Mediterranean diet is rich in
vegetables, fruits, nuts, whole grains and fish. It limits
consumption of unhealthy
fats. The diet is said to improve blood vessel function, combat inflammation,
reduce risk for heart disease and repair oxygen-related cell damage.
on using olive oil and the leeway to have red wine is what makes this diet
slightly different from other healthy diets.
nutshell, the Mediterranean diet emphasizes on:
• plenty of exercise,
• intake of plant-based foods (such
as fruits and vegetables, whole grains, legumes and nuts),
• consumption of unsaturated fats in
the form of olive oil and canola oil over saturated fats such as butter
• limiting red meat to no more than
a few times a month,
• eating fish and poultry at least
twice a week, and
• drinking red wine in moderation
It is said
that the residents of Greece eat very little red meat and consume on an average
nine servings a day of antioxidant-rich fruits and vegetables. It's a heart
healthy approach that prevents the formation of oxidized low-density
lipoprotein (LDL) cholesterol — the "bad" cholesterol that's more
likely to build up deposits in the arteries.
There are numerous studies on the effect of
Mediterranean diet on heart health, but only a few researches have been done on
the Mediterranean diet and cancer risk, especially, association of this diet

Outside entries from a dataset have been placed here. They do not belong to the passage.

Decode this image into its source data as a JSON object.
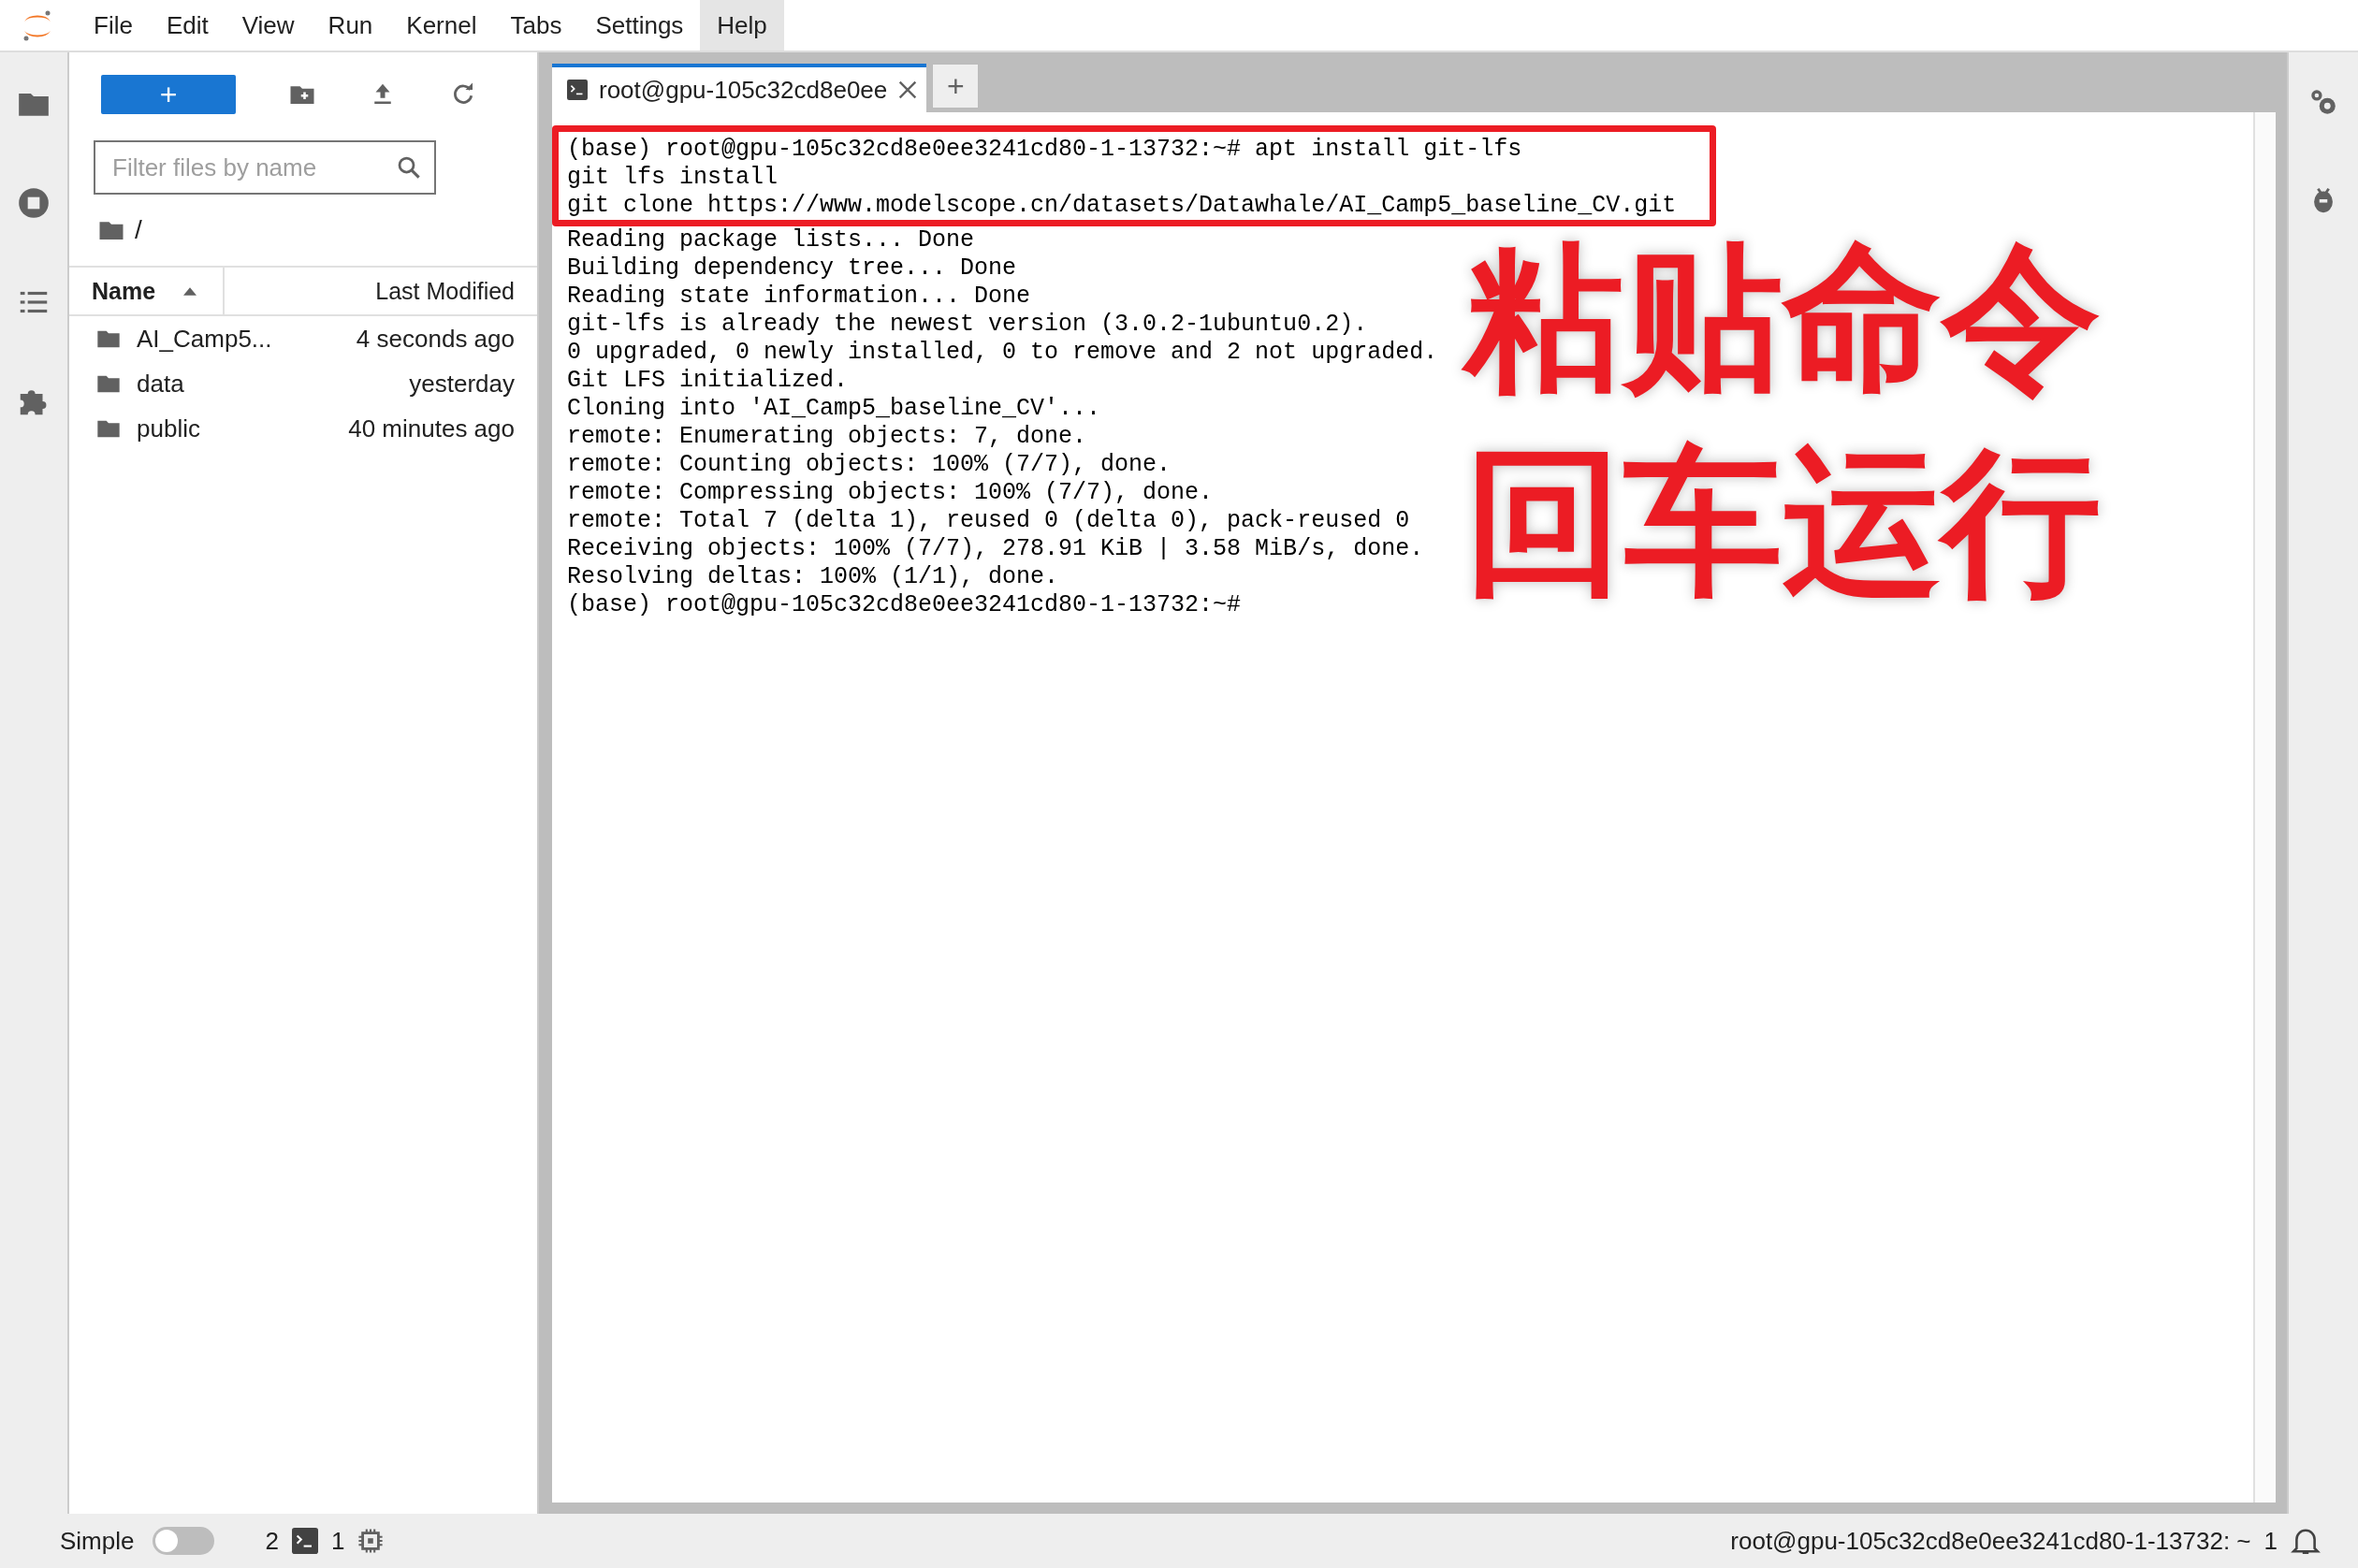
{
  "menu": [
    {
      "label": "File",
      "selected": false
    },
    {
      "label": "Edit",
      "selected": false
    },
    {
      "label": "View",
      "selected": false
    },
    {
      "label": "Run",
      "selected": false
    },
    {
      "label": "Kernel",
      "selected": false
    },
    {
      "label": "Tabs",
      "selected": false
    },
    {
      "label": "Settings",
      "selected": false
    },
    {
      "label": "Help",
      "selected": true
    }
  ],
  "launcher_button": "+",
  "filter": {
    "placeholder": "Filter files by name"
  },
  "path": "/",
  "columns": [
    "Name",
    "Last Modified"
  ],
  "files": [
    {
      "name": "AI_Camp5...",
      "modified": "4 seconds ago"
    },
    {
      "name": "data",
      "modified": "yesterday"
    },
    {
      "name": "public",
      "modified": "40 minutes ago"
    }
  ],
  "tab": {
    "title": "root@gpu-105c32cd8e0ee",
    "selected": true
  },
  "new_tab": "+",
  "pasted_lines": [
    "(base) root@gpu-105c32cd8e0ee3241cd80-1-13732:~# apt install git-lfs",
    "git lfs install",
    "git clone https://www.modelscope.cn/datasets/Datawhale/AI_Camp5_baseline_CV.git"
  ],
  "output_lines": [
    "Reading package lists... Done",
    "Building dependency tree... Done",
    "Reading state information... Done",
    "git-lfs is already the newest version (3.0.2-1ubuntu0.2).",
    "0 upgraded, 0 newly installed, 0 to remove and 2 not upgraded.",
    "Git LFS initialized.",
    "Cloning into 'AI_Camp5_baseline_CV'...",
    "remote: Enumerating objects: 7, done.",
    "remote: Counting objects: 100% (7/7), done.",
    "remote: Compressing objects: 100% (7/7), done.",
    "remote: Total 7 (delta 1), reused 0 (delta 0), pack-reused 0",
    "Receiving objects: 100% (7/7), 278.91 KiB | 3.58 MiB/s, done.",
    "Resolving deltas: 100% (1/1), done.",
    "(base) root@gpu-105c32cd8e0ee3241cd80-1-13732:~#"
  ],
  "annotations": [
    "粘贴命令",
    "回车运行"
  ],
  "status_bar": {
    "mode_label": "Simple",
    "simple_mode": false,
    "kernels": "2",
    "terminals": "1",
    "terminal_name": "root@gpu-105c32cd8e0ee3241cd80-1-13732: ~",
    "notifications": "1"
  }
}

with overall mortality or risk of specific cancers, and still less on overall cancer risk.
research report published in the British Journal of Cancer aimed to study the association
between adherence to Mediterranean dietary pattern and overall cancer risk. A
lower overall cancer risk was found among individuals with greater adherence to
One of the authors,
Dr Dimitrios Trichopoulos, professor of cancer prevention and epidemiology at Harvard University,
said: "Our results show just how important diet is in cancer risk". According to him, the
Mediterranean diet is characterised by 'high intake of (i) vegetables, (ii)
legumes, (iii) fruits and nuts, (iv) minimally processed cereals, (v)
moderately high intake of fish, (vi) high intake of monounsaturated lipids
coupled with low intake of saturated fat, (vii) low-to-moderate intake of
dairies, (viii) low intake of meat products, and (ix) regular but moderate
intake of alcohol'.
When considering overall cancer risk and the nine
food groups considered in the Mediterranean diet score, following were the
• An apparent
protective effect of fruits and nuts, vegetables, cereals, and of a high ratio
of unsaturated to saturated lipids was observed.
• Increased meat
consumption was associated with increased risk of cancer.
• In comparison with
moderate drinkers, the Hazard Ratio (HR) for all cancers was 1.03 for non- or
light drinkers and 1.12 for heavy drinkers.
• When stratifying
by tobacco smoking, the apparent protection conveyed by adherence to the
Mediterranean dietary pattern was somewhat stronger among current smokers than
among never smokers.
The EPIC study concluded that 'higher adherence to
a Mediterranean dietary pattern is associated with a reduction in the risk of
cancer in Mediterranean and non-Mediterranean countries, with a somewhat
stronger protective effect among smokers and against tobacco-related cancers'.
Promoting the Mediterranean diet might therefore contribute to cancer
prevention, in addition to cardiovascular disease prevention, they added.
An earlier study published in the American Journal
of Clinical Nutrition evaluated the association of the traditional
Mediterranean diet with breast cancer in a Mediterranean country.
findings revealed that eating more of one food group alone does not
significantly change a person's risk of cancer. Adjusting the overall dietary
habits towards the traditional Mediterranean pattern has an important effect.
The research states that adopting
just two aspects of the Mediterranean diet could cut the risk of
developing cancer by 12 percent. It further elaborates - "consuming more good
fats, like those found in olive oil, than bad fats like those found in chips,
biscuits and cakes, have the greatest effect reducing cancer risk by nine
percent. Also making any two changes to the diet, such as eating more peas,
beans and lentils and less meat could cut cancer risk by 12 percent."
It is said that women who closely
follow the diet tend to have lower levels of estrogen, which initiates the
growth of the majority of breast cancers, than women who don't follow this
diet. Other studies suggest that the fats found in the Mediterranean diet -
both olive oil and the omega-3 fats in oily fish - may slow the growth of
cancer cells. The diet is also typically rich in antioxidants, which protect
body cells from damage and oxidation that can eventually lead to disease,
reduce the cancer risk by eating a healthy, balanced diet that is high in
fiber, fruit and vegetables, and low in red and processed meat and saturated
• E Couto
et al "Mediterranean dietary pattern and cancer risk in the EPIC cohort"
British Journal of Cancer (2011) 104, 1493-1499.
• Nortan A. "Mediterranean diet tied to lower breast
cancer risk" 2010